WORK TO BE COMPLETED: Among the entries below, find every line that contains the string "value", then copy it.
**** SUPPLIED MATERIAL ****
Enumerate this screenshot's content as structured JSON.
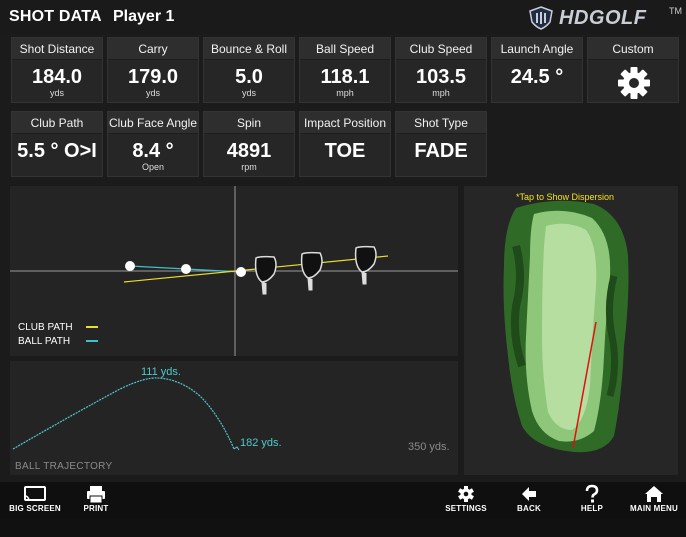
{
  "header": {
    "title": "SHOT DATA",
    "player": "Player 1",
    "brand": "HDGOLF",
    "trademark": "TM"
  },
  "stats_row1": [
    {
      "label": "Shot Distance",
      "value": "184.0",
      "unit": "yds"
    },
    {
      "label": "Carry",
      "value": "179.0",
      "unit": "yds"
    },
    {
      "label": "Bounce & Roll",
      "value": "5.0",
      "unit": "yds"
    },
    {
      "label": "Ball Speed",
      "value": "118.1",
      "unit": "mph"
    },
    {
      "label": "Club Speed",
      "value": "103.5",
      "unit": "mph"
    },
    {
      "label": "Launch Angle",
      "value": "24.5 °",
      "unit": ""
    },
    {
      "label": "Custom",
      "value": "",
      "unit": "",
      "icon": "gear-icon"
    }
  ],
  "stats_row2": [
    {
      "label": "Club Path",
      "value": "5.5 ° O>I",
      "unit": ""
    },
    {
      "label": "Club Face Angle",
      "value": "8.4 °",
      "unit": "Open"
    },
    {
      "label": "Spin",
      "value": "4891",
      "unit": "rpm"
    },
    {
      "label": "Impact Position",
      "value": "TOE",
      "unit": ""
    },
    {
      "label": "Shot Type",
      "value": "FADE",
      "unit": ""
    }
  ],
  "club_path_panel": {
    "legend": [
      {
        "label": "CLUB PATH",
        "color": "#e8de2c"
      },
      {
        "label": "BALL PATH",
        "color": "#3fc1c9"
      }
    ]
  },
  "trajectory_panel": {
    "title": "BALL TRAJECTORY",
    "apex_label": "111 yds.",
    "landing_label": "182 yds.",
    "scale_label": "350 yds.",
    "curve_color": "#4fc9cf"
  },
  "map_panel": {
    "hint": "*Tap to Show Dispersion",
    "shot_line_color": "#e01010"
  },
  "bottom_bar": {
    "big_screen": "BIG SCREEN",
    "print": "PRINT",
    "settings": "SETTINGS",
    "back": "BACK",
    "help": "HELP",
    "main_menu": "MAIN MENU"
  }
}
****
EXERCISE RESPONSE:
      "value": "184.0",
      "value": "179.0",
      "value": "5.0",
      "value": "118.1",
      "value": "103.5",
      "value": "24.5 °",
      "value": "",
      "value": "5.5 ° O>I",
      "value": "8.4 °",
      "value": "4891",
      "value": "TOE",
      "value": "FADE",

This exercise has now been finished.